heir holes in search of food.
Outlawed by an order of General Blount, proscribed by every Yankee official, the citizens wards in front.
The whisper ran through the line, "It is old Blount, and he thinks we are Federals coming out to give him a reception!" It was true.
There rode Gen. Blount and staff, glittering in blue cloth and gold lace, and about 200 of his body gYankee Doodle.
Quantrell moved also; but the quick eye of Blount discovered something wrong and called a halt.
But the guedmiration.

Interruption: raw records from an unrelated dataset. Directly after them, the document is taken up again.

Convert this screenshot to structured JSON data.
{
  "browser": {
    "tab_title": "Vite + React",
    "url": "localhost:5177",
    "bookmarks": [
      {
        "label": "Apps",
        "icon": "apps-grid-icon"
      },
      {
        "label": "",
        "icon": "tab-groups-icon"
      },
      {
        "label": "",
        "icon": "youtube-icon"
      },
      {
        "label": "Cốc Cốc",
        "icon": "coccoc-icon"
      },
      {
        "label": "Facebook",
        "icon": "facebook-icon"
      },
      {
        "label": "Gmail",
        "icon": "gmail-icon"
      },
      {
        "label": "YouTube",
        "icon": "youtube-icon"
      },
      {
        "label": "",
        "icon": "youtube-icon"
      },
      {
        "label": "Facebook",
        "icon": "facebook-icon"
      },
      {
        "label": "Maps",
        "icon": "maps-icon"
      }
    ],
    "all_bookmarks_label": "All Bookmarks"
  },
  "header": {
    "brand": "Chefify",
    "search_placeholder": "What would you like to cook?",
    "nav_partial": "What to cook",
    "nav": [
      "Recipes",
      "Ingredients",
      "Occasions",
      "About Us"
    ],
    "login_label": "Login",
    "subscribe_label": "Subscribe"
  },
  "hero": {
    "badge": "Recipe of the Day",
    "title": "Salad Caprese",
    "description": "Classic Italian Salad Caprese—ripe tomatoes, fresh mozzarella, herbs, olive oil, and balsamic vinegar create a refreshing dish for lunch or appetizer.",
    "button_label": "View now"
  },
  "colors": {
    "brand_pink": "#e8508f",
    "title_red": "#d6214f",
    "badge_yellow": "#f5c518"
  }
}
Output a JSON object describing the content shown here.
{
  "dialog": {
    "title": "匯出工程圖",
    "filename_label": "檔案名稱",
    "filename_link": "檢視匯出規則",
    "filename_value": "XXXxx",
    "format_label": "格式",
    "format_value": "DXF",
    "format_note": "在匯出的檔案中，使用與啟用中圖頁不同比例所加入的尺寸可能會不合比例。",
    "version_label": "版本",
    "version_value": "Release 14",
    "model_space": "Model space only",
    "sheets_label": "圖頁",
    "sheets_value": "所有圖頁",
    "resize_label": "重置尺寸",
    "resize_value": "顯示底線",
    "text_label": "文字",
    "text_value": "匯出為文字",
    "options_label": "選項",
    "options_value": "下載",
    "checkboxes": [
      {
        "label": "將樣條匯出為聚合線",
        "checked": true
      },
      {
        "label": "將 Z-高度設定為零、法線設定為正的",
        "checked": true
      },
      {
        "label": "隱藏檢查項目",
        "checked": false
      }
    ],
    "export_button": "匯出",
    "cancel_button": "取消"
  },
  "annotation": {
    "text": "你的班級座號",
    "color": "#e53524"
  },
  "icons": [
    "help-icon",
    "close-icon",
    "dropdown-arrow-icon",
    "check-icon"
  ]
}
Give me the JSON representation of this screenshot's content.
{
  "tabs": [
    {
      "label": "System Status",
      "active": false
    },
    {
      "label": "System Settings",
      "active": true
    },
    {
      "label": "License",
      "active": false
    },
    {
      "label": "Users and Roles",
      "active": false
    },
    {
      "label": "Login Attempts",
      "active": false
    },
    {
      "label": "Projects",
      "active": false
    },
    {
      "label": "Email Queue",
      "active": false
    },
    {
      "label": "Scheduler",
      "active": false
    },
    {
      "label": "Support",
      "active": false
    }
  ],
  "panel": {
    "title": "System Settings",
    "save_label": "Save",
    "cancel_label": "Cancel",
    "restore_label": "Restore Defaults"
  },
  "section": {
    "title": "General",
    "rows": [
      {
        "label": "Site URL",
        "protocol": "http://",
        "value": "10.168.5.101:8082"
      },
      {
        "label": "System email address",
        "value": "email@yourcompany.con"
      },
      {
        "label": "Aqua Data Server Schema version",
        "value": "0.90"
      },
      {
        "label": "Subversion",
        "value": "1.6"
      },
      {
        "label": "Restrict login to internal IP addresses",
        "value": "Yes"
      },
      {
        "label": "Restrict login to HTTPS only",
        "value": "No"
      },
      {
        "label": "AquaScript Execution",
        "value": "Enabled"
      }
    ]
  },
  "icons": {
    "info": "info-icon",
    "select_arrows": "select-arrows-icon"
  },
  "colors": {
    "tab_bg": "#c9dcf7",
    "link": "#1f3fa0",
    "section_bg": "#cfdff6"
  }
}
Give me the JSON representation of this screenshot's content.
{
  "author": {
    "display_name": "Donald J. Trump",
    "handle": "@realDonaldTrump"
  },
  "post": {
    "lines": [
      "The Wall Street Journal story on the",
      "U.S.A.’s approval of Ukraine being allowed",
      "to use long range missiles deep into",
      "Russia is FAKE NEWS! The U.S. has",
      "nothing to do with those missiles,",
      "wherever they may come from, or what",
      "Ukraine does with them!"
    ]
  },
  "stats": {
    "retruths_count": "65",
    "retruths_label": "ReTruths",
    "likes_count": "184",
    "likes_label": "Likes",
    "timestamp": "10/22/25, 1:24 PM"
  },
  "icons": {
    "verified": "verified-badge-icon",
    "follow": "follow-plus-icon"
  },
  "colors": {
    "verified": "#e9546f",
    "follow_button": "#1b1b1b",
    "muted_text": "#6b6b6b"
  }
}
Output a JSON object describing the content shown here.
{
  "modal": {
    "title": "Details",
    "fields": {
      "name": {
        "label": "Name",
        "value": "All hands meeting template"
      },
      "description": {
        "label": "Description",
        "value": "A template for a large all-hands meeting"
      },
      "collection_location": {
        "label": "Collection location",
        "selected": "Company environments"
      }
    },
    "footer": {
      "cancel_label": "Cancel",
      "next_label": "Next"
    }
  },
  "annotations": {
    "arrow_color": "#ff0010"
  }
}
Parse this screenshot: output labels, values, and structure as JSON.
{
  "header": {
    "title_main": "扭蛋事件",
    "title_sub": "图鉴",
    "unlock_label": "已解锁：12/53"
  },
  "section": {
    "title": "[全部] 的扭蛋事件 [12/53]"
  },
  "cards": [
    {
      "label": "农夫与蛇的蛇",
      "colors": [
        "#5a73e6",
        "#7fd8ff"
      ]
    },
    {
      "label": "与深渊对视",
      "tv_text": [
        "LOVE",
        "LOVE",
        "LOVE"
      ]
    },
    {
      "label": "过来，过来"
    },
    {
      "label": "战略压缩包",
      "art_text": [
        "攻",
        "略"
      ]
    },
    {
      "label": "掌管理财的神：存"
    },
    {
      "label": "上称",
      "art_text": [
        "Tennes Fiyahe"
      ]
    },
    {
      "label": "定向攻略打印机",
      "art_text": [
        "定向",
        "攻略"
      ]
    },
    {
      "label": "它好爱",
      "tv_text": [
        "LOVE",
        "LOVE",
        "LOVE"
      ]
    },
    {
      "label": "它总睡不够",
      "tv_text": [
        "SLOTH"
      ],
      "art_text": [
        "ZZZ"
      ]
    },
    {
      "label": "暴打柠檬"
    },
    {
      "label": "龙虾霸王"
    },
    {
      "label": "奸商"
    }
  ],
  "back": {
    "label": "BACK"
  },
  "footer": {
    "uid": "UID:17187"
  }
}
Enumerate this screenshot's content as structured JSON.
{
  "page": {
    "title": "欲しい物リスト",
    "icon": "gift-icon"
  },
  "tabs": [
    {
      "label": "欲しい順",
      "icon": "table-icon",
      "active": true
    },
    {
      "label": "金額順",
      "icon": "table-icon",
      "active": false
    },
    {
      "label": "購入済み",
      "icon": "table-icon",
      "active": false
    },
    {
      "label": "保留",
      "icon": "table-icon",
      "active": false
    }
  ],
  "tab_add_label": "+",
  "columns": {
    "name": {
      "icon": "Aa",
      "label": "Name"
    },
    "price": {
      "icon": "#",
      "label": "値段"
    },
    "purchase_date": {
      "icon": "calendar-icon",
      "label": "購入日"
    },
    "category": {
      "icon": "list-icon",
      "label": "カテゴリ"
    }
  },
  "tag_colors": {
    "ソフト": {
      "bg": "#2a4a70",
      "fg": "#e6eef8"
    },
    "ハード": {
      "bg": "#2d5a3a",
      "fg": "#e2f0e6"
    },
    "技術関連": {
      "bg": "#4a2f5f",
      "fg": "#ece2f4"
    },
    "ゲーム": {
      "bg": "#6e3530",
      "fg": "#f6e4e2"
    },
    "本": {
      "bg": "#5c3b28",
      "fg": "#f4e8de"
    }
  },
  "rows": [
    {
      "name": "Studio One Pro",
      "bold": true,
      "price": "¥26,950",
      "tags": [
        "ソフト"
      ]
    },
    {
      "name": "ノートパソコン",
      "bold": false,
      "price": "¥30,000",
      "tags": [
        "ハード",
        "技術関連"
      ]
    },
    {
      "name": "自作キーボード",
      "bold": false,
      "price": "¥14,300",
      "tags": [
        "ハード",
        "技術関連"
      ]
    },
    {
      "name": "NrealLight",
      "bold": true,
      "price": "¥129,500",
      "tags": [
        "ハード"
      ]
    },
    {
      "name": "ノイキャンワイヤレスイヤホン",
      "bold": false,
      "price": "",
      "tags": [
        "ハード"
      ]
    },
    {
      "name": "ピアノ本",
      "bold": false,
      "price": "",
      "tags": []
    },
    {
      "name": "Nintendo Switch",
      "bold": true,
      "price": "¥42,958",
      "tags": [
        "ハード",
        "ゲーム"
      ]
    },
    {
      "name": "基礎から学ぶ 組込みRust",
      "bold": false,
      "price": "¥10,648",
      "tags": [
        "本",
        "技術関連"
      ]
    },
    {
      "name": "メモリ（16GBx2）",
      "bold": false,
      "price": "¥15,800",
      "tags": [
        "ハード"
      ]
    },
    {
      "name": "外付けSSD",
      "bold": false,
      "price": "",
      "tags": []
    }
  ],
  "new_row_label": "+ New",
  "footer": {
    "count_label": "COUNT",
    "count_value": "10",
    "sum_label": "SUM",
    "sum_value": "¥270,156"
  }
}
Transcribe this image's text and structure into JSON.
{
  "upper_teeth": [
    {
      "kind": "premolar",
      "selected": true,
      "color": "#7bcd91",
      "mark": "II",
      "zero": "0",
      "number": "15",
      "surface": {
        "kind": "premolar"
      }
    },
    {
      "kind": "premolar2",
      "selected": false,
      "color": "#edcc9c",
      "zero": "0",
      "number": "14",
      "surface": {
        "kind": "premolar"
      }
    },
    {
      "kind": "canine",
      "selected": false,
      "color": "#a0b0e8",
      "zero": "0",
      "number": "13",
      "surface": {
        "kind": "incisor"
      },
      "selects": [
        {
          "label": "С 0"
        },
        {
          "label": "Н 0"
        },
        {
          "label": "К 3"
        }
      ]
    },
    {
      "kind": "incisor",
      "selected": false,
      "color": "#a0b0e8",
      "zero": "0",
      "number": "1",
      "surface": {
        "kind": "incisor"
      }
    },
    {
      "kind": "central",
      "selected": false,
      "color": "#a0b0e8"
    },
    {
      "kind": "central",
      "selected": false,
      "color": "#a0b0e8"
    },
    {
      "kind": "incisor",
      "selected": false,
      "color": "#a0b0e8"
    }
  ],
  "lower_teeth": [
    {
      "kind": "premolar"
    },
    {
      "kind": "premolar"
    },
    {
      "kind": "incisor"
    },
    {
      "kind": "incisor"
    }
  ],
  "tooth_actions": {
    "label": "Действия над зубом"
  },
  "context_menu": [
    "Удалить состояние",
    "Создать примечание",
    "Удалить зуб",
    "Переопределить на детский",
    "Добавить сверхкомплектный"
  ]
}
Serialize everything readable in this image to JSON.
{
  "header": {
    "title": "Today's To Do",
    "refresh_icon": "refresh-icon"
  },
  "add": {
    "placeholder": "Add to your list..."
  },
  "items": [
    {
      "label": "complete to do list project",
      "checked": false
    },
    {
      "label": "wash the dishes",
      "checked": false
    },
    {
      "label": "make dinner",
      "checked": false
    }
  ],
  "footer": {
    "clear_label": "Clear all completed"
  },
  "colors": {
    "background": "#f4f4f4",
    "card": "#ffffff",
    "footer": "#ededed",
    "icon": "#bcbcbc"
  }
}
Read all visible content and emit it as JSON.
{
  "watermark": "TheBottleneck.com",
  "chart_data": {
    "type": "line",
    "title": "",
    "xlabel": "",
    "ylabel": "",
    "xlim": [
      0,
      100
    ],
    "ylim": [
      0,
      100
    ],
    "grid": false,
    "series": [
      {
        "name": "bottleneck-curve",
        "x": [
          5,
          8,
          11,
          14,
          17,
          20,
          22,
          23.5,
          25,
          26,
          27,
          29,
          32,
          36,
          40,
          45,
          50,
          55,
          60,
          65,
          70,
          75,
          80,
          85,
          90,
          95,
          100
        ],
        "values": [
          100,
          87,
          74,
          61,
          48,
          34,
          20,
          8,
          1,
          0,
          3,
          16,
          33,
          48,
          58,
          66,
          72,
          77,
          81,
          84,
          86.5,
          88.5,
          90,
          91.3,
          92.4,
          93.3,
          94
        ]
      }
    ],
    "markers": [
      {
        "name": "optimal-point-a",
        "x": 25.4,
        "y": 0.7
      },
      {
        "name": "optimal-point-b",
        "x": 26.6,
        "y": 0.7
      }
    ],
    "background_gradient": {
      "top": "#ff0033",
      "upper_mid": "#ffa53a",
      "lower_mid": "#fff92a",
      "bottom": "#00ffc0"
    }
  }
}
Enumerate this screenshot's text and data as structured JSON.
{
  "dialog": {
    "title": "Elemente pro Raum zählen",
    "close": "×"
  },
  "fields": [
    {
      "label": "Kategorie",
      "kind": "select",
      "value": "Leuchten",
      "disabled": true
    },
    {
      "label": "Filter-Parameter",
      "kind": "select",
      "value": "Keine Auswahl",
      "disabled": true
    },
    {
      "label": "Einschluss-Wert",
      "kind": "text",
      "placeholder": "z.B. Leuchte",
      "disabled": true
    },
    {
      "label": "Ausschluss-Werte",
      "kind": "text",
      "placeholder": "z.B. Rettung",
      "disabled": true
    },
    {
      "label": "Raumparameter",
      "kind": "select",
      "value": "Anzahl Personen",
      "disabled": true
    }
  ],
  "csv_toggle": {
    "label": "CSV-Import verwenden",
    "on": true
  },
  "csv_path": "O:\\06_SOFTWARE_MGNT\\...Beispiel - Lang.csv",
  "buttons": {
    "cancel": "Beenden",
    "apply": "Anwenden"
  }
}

Lieut Col. Curtis, Adjutant General on General Blount's staff, rode a magnificent horse, richly caparisoned,'s creed, "kill and spare not the Yankees," the order of Gen Blount outlawing every guerilla, written by those hands before lonel, five Captains, several Lieutenants, every member of Blount's staff, and two hundred privates; all of Blount's papers Blount's papers and personal effects, several ambulances and a large number of horses were captured.
The loss of the guerillas was one or t